115,000 words / 400 pages including 100+ illustrations.
Read the introduction here.
The book is addressed to a wide audience; it has an inviting tone despite conveying information that is sometimes highly technical. An important part of the book’s accessibility will be the 100+ figures and illustrations. I have auditioned several artists and found a wonderful scientific illustrator for the project, Seattle local Matt Schmidt.
The project has been 5 years in writing, and represents 15 years of thought (since I was 17). I am finally submitting the complete full draft of the manuscript to my editor on February 8th, at which time Matt and I will jump into intense development of the illustrations. Throughout February and March, you will be able to watch as the illustrations come in on the blog. If all goes according to plan, I will be publishing the book in September this year (2016).

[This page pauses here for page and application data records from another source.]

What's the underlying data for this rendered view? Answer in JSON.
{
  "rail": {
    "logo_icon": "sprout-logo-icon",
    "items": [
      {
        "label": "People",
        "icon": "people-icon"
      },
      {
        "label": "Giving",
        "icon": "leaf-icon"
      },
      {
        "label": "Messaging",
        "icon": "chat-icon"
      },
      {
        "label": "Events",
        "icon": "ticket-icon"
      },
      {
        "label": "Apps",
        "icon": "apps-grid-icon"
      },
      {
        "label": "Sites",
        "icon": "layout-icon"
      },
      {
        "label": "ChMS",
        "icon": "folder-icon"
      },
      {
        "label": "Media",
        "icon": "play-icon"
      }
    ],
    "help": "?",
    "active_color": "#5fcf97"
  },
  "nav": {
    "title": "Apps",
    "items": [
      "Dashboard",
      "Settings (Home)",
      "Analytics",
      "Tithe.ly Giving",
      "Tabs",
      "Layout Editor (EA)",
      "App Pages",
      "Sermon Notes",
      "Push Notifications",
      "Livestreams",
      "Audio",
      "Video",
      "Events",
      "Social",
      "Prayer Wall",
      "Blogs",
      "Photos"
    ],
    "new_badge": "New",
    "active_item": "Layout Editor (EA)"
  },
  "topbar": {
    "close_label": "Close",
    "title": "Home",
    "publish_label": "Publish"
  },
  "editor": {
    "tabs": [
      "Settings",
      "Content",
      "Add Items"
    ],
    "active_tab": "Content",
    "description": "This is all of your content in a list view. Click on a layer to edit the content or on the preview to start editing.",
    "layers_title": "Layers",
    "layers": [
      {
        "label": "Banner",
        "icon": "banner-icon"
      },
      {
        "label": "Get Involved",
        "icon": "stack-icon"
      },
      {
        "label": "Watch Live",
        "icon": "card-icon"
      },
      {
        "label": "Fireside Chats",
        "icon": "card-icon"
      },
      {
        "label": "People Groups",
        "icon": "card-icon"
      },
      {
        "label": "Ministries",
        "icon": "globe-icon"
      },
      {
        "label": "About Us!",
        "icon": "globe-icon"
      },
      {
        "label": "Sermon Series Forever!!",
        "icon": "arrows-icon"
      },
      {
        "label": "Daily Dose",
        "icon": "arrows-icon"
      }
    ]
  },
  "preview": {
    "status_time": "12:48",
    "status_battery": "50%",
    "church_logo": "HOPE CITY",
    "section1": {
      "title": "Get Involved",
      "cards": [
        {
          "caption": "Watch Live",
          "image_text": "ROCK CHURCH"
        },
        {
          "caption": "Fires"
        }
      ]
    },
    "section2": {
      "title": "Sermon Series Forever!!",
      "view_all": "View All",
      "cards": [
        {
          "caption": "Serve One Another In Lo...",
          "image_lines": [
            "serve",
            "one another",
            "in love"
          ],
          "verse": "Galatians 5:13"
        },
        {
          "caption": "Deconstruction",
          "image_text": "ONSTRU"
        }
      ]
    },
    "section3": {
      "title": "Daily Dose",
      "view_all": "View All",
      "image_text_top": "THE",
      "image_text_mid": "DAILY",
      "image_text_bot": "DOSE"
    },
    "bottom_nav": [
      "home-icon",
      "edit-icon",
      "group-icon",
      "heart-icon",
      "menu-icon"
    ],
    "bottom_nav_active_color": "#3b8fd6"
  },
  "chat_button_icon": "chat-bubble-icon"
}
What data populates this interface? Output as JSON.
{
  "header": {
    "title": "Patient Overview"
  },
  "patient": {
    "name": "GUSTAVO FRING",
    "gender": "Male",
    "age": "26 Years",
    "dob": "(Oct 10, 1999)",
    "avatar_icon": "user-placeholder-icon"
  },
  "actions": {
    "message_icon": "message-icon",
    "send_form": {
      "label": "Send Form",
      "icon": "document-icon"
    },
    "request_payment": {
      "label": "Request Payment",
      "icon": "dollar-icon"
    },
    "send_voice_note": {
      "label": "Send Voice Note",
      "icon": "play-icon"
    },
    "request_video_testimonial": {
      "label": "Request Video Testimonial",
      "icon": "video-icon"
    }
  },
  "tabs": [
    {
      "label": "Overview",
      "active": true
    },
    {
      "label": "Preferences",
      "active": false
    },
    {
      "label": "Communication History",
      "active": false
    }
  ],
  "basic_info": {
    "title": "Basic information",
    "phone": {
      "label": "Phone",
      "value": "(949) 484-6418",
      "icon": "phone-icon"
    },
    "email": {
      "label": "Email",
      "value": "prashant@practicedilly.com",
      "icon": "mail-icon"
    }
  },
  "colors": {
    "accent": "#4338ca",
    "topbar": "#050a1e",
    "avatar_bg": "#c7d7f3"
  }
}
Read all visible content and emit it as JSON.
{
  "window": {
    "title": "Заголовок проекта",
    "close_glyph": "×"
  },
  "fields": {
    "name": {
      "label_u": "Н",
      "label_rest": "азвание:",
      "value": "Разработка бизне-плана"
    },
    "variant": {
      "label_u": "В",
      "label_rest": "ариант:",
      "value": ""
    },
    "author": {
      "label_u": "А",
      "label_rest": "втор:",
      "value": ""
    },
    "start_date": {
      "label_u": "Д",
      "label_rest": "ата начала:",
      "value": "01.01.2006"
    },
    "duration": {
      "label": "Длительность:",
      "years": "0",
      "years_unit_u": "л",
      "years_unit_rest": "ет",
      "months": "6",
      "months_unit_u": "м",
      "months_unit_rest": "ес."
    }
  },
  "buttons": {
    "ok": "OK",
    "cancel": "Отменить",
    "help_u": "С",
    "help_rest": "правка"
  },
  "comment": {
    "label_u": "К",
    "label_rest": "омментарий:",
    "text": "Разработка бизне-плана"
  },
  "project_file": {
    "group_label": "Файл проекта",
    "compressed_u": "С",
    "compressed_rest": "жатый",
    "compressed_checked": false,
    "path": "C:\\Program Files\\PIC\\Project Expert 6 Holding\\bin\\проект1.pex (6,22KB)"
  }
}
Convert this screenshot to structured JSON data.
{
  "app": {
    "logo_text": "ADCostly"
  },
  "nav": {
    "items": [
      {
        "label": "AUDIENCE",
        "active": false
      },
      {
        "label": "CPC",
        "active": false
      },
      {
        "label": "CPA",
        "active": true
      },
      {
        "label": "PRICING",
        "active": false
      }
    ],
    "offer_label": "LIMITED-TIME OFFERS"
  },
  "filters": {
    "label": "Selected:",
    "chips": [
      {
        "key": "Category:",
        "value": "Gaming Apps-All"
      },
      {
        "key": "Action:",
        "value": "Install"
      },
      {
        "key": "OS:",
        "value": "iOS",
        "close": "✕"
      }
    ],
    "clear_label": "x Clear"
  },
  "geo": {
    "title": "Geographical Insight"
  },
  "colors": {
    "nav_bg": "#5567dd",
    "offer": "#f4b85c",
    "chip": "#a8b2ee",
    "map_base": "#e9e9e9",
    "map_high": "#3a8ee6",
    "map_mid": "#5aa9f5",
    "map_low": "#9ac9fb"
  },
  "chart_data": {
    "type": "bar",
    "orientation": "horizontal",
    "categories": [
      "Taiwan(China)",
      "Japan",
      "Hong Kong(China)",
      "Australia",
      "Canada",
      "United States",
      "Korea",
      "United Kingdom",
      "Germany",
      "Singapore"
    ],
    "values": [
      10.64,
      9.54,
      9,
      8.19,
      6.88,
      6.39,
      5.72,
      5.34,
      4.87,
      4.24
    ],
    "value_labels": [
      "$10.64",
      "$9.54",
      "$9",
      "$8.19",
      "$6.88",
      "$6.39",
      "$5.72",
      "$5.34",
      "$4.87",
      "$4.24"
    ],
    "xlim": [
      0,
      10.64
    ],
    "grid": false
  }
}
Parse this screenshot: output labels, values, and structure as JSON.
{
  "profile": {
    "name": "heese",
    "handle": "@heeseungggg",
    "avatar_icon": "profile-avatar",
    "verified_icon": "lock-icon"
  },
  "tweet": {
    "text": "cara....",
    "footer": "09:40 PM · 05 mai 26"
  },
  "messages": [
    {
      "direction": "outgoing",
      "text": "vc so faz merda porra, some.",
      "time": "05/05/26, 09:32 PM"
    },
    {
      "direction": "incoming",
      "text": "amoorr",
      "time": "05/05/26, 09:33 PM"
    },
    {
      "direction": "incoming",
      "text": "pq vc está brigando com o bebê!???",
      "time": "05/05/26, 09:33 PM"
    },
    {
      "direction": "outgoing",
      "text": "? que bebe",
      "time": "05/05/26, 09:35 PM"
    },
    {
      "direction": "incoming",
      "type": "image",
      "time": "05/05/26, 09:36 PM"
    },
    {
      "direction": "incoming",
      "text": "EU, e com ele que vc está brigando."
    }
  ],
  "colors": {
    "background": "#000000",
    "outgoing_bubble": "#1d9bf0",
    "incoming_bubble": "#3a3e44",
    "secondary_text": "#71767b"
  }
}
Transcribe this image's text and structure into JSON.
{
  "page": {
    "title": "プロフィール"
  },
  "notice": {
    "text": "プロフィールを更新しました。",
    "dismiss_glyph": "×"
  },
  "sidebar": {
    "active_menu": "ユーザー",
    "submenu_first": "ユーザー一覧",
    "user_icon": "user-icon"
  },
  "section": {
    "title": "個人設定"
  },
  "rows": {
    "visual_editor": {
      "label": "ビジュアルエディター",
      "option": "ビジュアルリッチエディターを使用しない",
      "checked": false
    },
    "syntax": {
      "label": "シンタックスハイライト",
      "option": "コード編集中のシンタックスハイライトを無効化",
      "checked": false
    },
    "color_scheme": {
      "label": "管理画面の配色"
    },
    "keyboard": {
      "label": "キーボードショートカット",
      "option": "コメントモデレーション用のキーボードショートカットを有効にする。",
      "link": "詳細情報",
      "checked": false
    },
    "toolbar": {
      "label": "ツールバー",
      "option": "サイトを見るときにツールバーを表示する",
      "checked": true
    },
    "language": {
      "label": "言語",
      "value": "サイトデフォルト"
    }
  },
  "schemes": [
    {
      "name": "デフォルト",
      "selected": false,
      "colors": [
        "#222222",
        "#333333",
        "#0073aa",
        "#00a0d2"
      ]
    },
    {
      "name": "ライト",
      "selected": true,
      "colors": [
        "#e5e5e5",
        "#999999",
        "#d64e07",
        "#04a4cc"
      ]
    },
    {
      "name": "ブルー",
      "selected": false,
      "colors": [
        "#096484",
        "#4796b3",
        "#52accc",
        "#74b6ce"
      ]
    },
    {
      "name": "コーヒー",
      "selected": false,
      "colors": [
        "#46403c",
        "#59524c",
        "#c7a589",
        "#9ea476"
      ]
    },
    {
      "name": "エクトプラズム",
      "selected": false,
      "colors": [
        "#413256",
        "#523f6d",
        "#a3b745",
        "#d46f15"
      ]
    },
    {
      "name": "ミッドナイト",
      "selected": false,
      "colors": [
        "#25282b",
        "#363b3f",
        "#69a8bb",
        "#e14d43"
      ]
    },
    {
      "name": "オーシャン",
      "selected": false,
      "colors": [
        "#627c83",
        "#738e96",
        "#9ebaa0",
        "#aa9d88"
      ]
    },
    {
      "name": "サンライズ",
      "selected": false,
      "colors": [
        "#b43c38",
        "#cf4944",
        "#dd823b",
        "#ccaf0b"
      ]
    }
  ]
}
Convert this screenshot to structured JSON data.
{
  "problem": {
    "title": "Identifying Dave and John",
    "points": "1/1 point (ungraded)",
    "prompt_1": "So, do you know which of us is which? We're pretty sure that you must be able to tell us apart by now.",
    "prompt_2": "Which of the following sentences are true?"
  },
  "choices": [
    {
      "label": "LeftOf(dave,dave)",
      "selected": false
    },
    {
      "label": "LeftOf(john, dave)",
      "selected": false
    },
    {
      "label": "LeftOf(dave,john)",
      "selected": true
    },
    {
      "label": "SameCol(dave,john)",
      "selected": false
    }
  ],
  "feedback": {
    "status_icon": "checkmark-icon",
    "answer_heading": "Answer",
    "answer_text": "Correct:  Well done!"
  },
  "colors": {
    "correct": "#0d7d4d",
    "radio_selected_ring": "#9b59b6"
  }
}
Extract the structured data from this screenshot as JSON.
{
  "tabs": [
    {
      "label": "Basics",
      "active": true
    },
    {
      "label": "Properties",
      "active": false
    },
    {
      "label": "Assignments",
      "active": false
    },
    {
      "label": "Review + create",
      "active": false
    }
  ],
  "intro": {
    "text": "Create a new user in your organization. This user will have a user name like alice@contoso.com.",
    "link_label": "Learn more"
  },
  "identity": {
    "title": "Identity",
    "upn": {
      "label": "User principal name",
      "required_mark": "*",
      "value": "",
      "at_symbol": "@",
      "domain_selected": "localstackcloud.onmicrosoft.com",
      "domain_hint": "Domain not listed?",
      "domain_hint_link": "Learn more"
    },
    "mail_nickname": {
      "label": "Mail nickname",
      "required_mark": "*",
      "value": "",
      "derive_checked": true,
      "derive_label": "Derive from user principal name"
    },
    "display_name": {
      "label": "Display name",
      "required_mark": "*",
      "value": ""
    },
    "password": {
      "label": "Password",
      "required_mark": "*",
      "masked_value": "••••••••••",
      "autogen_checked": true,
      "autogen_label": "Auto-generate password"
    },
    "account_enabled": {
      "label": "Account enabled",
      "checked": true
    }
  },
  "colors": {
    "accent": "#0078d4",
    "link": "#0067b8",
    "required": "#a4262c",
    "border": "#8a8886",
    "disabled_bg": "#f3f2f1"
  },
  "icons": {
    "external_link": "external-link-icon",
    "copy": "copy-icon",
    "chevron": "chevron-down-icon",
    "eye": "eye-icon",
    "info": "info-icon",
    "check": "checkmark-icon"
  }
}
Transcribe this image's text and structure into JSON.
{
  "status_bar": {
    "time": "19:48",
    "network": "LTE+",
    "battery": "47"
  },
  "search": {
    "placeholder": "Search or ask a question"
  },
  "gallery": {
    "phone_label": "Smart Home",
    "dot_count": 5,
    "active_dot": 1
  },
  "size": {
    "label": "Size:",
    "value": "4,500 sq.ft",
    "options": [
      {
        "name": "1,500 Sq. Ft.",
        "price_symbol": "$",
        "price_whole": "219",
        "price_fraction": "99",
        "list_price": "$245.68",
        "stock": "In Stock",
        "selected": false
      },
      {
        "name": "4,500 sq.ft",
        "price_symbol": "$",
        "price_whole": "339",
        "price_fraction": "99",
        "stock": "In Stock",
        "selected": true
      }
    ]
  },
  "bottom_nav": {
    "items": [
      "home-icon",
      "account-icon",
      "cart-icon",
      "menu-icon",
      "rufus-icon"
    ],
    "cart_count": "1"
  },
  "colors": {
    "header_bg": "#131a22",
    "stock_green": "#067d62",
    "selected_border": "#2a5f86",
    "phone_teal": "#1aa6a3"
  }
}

Brett Holverstott studied physics and chemistry for three years before completing his undergraduate degree in the philosophy of science in 2007. He worked closely with Mills for 18 months at his facility in New Jersey where he created mathematical workbooks and illustrations for Mills’ theoretical work. He worked remotely for several years afterward and is credited on two papers on molecular modeling. Since, Brett has pursued a career as an architect and writer. This will be his first published work.